This Article explores a court-sponsored settlement tool—Rule 68 of the Federal Rules of Civil Procedure—which allows defendants to formally offer settlement to plaintiffs. The rule differs from typical settlement devices because the plaintiff’s rejection of a Rule 68 settlement offer carries consequences. Namely, if the plaintiff receives less at trial than the amount of the rejected Rule 68 offer, she cannot recover otherwise awardable costs (and often attorneys’ fees) incurred after rejecting the offer. Thus, defendants use the rule to encourage plaintiffs to accept reasonable settlement offers before costs and attorneys’ fees escalate.
Because of the increasing costs of litigation and the case backlogs in the federal courts, alternative dispute resolution has gained attention over the years. Particular attention has arisen in recent years with regard to Rule 68. This Article focuses on a largely unexplored aspect of Rule 68—the offer itself and the complexities it currently and unnecessarily entails. While significant scholarship focuses on the consequences of rejecting Rule 68 offers, the scholarship does not explore the barriers that discourage parties from making such offers in the first place and from being able to fairly evaluate those offers.

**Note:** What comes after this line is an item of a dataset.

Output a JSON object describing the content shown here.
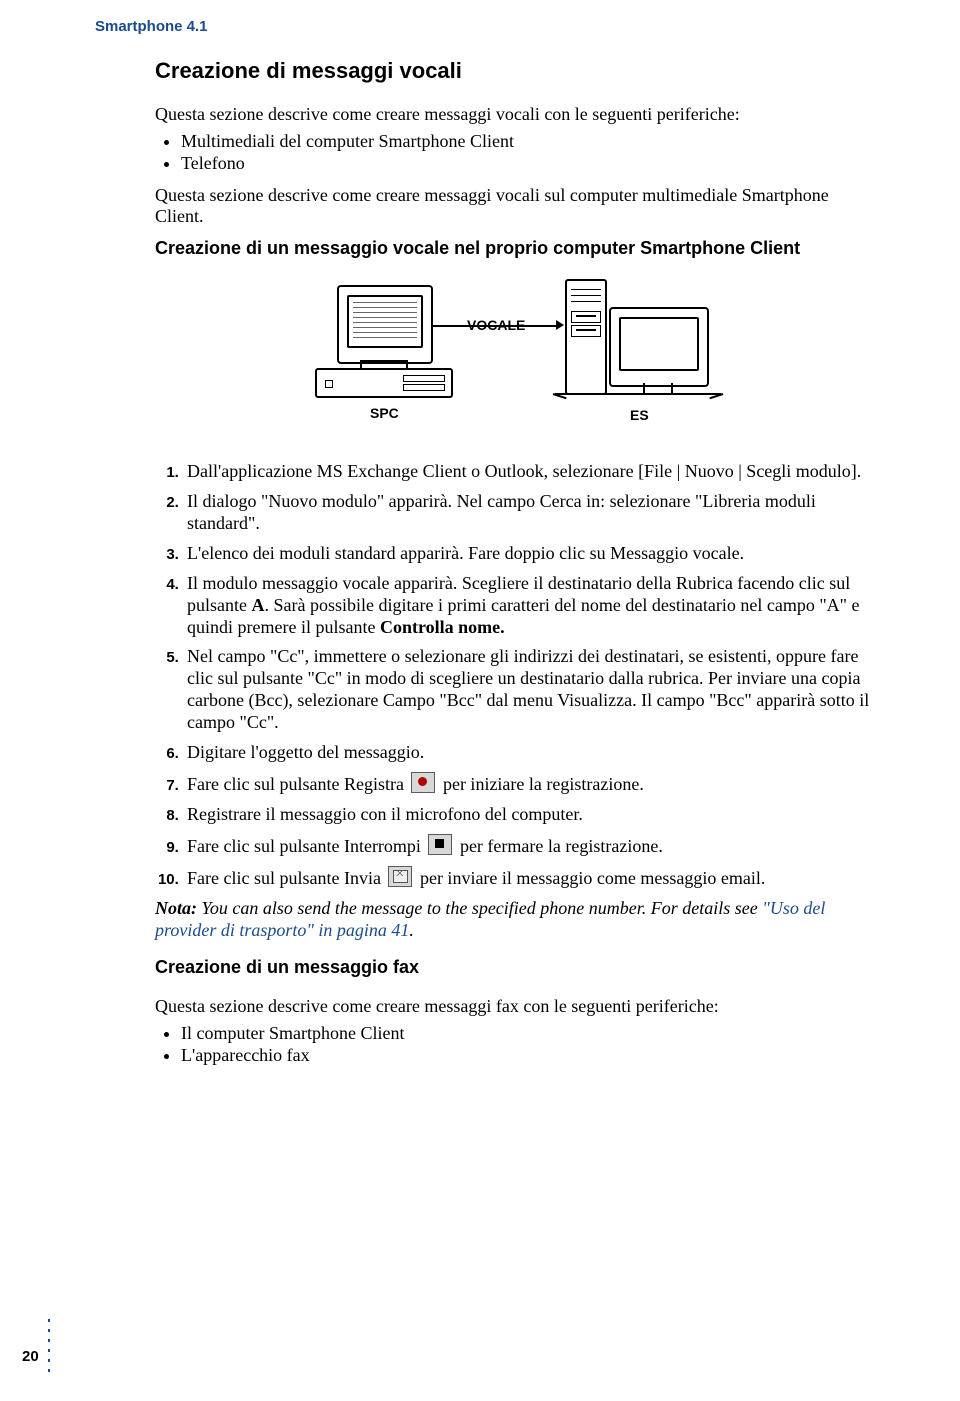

This Article proposes an amendment to Rule 68 that reduces barriers and expenses at the offer stage, thus encouraging fair use of the rule without resort to collateral litigation.